Posted Tuesday, February 11th, 2020
Garden Magic and St. Peter’s Church Honored for Rain Garden Project
The Morris County Board of Freeholders has honored Brian and Susan Marshall of Garden Magic LLC, and St. Peter’s Episcopal Church and Rev. Michael Muller, all of Mountain Lakes, with county resolutions for a unique rain garden project that garnered a 2019 Governor’s Environmental Excellence Award.
The county resolutions were presented Monday night at the county governing board meeting in Morristown. The Marshalls had received the state award from the New Jersey Department of Environmental Protection in December at a ceremony in Trenton.
“We congratulate them for this unique project, which could be a model for use across the county, state and nation,’’ said Freeholder Stephen Shaw, who joined the Marshalls and Rev. Muller to the state award ceremony last year.
“This rain garden is a first of its kind and may have application for water and soil runoff issues that contaminate our waterways, such as the types of problems we have encountered at Lake Hopatcong,” he added.
Brian and Susan Marshall partnered with St. Peter’s to create the Next Generation Rain Garden, a state-of-the-art rain garden on church property as a landscaping solution to ease a flooding, soil erosion and water runoff problem plaguing the church and contaminating Mountain Lake.
Prior to installing the rain garden, during heavy rains runoff from the church and rectory roofs, driveway, and hill behind the church would cascade down the hill. It ran so fast that it often would jump the storm drain and carry eroded sediment and various pollutants down to The Boulevard and eventually into nearby Mountain Lake.
Also, the water was eroding the soil and undermining tree root systems, causing church basement flooding.
Brian Marshall, a water resources engineer and gardener, said planning for the project began in late 2018, but not before he called on other experts from Rutgers University, the Rutgers Cooperative Extension Service, and the Whippany River Watershed Action Committee to take a look at the site.
A final layout for the rain garden was ready by early 2019, consisting of a rock-lined berm, a shallow stormwater basin, and a new garden planted with native shrubs and perennials.

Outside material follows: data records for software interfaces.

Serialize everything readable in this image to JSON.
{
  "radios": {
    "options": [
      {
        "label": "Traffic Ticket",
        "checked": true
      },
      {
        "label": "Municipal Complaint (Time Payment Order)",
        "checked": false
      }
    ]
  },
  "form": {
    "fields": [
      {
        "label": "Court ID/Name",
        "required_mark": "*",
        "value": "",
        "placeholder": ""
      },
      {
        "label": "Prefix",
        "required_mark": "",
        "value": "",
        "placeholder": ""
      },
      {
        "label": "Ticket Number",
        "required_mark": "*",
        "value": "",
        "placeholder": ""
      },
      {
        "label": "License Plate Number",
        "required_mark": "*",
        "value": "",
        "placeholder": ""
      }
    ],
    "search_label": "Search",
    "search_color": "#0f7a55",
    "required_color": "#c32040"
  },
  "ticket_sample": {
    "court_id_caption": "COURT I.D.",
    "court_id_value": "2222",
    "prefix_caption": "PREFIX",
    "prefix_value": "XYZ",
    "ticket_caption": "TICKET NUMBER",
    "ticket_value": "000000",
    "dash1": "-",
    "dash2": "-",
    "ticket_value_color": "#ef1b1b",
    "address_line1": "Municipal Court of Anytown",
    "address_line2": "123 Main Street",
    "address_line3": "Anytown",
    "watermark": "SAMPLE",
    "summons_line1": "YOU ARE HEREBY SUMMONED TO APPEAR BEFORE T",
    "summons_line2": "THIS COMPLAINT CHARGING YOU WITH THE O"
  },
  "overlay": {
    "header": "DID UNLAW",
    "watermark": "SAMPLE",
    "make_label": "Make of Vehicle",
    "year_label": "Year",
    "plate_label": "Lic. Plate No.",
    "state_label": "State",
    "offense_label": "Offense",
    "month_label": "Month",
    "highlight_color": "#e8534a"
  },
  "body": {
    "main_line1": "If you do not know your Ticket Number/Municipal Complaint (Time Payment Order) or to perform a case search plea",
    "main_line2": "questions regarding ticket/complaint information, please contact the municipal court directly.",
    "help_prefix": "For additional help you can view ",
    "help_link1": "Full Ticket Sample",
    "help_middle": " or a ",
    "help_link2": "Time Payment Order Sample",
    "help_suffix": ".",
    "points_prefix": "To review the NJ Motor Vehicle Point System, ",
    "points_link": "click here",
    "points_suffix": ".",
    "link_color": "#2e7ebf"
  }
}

A side benefit of the project is that it attracts birds, butterflies and other creatures to the garden, which has become a natural learning center for young students attending the Academy for Children pre-school housed at St. Peter’s.